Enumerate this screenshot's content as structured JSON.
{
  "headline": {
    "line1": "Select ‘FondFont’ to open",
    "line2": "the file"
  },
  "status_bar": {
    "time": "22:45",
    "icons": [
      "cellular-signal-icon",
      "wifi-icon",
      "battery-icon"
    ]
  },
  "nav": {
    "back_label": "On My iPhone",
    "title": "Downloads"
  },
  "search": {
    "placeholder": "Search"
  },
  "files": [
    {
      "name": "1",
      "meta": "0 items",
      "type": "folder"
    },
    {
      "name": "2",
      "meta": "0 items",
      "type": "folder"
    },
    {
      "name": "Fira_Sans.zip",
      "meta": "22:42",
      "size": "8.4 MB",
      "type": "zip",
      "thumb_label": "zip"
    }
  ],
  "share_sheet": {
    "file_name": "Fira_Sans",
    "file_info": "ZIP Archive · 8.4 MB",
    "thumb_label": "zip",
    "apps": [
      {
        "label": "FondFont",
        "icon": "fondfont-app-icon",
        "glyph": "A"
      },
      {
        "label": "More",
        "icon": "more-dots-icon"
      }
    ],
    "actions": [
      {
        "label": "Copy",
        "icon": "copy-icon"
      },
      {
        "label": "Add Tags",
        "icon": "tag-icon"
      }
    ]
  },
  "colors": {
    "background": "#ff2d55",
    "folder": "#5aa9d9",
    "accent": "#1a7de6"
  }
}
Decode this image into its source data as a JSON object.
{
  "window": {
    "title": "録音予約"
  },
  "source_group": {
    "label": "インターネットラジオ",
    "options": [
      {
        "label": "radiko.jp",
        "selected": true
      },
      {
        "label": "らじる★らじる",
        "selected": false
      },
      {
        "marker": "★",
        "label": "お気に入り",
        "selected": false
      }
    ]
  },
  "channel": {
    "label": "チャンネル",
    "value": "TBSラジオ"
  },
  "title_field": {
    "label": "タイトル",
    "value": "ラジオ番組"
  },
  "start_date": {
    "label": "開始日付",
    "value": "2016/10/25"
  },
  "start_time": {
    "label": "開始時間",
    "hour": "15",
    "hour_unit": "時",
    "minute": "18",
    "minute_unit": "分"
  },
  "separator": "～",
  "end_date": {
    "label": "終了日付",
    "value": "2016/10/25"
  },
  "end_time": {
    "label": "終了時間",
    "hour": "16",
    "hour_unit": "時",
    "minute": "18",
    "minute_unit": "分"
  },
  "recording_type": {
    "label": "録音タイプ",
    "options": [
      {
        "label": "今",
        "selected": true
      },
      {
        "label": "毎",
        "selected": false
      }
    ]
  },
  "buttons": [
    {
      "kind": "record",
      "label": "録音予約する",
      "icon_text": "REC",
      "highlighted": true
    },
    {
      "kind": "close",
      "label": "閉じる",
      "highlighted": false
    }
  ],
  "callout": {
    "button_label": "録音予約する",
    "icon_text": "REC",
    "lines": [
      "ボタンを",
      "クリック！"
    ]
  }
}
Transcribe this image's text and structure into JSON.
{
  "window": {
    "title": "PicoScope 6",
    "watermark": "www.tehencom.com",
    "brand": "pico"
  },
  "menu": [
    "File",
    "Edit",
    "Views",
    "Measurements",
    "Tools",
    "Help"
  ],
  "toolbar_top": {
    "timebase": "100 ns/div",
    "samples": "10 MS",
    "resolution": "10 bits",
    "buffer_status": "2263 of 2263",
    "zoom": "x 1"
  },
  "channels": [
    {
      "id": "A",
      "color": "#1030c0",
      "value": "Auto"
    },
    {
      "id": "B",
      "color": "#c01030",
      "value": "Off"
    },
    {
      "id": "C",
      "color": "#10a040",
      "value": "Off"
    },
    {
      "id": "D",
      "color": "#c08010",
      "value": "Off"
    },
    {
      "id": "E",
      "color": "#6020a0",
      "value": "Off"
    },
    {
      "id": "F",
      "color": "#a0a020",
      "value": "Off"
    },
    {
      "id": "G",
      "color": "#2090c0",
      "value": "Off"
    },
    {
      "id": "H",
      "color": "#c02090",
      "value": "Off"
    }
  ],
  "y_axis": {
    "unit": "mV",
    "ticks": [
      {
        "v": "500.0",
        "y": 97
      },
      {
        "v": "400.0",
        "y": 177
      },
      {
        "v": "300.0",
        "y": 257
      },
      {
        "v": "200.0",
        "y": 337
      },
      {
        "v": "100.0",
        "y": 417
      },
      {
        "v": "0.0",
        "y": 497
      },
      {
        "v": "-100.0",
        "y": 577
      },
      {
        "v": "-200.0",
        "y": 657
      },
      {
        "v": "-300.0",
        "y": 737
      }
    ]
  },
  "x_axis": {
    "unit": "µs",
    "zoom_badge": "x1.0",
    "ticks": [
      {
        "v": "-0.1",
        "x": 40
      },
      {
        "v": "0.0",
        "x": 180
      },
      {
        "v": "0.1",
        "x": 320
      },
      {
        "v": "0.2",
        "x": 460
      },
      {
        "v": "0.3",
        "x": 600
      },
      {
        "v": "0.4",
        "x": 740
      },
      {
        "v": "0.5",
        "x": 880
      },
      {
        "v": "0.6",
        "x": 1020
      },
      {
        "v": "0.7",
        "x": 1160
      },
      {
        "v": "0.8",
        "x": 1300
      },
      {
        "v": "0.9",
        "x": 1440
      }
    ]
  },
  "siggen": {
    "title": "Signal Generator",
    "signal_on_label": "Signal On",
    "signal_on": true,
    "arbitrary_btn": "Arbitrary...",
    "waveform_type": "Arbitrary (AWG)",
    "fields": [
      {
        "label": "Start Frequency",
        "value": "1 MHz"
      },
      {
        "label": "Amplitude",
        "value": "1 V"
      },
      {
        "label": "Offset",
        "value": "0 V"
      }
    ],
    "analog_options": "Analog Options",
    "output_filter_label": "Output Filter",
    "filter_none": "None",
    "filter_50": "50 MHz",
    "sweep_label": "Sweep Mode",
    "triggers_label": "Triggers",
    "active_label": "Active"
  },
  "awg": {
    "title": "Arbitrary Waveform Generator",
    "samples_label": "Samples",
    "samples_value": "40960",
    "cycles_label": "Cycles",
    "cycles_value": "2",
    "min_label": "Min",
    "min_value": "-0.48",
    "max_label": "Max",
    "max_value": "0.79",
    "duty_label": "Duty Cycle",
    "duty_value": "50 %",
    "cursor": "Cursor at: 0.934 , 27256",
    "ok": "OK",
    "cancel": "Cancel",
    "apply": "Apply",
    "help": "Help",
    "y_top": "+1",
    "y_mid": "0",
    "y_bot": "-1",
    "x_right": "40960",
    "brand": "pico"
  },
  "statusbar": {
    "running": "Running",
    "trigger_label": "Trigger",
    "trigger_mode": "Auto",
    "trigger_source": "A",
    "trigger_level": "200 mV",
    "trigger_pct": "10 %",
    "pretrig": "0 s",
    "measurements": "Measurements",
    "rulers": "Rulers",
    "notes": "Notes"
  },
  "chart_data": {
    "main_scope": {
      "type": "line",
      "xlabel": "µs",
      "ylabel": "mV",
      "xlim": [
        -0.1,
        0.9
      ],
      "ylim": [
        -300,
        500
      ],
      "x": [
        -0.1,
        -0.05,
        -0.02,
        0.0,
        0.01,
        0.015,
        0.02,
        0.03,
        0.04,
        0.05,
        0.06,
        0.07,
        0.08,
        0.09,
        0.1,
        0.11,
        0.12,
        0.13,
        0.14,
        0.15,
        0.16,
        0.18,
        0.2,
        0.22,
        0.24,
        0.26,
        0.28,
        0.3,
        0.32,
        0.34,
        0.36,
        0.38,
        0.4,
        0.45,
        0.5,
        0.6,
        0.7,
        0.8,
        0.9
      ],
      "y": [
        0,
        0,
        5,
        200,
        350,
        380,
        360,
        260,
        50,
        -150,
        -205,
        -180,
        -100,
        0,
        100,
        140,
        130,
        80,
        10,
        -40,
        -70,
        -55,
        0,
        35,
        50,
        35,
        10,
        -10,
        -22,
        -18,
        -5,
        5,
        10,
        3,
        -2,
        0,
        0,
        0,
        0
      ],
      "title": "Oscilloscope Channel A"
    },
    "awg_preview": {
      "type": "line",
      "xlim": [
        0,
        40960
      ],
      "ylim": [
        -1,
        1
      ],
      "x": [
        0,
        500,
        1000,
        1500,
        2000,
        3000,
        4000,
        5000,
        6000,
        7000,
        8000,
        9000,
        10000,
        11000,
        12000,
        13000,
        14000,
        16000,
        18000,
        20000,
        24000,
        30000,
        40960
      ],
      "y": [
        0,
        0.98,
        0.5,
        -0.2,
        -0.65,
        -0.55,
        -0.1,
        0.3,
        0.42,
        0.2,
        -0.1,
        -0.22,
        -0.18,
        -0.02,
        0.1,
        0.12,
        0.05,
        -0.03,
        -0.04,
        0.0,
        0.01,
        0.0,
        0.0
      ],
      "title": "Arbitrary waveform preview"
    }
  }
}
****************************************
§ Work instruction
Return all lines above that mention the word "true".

§ The completed task
        "selected": true
        "selected": true
      "highlighted": true
    "signal_on": true,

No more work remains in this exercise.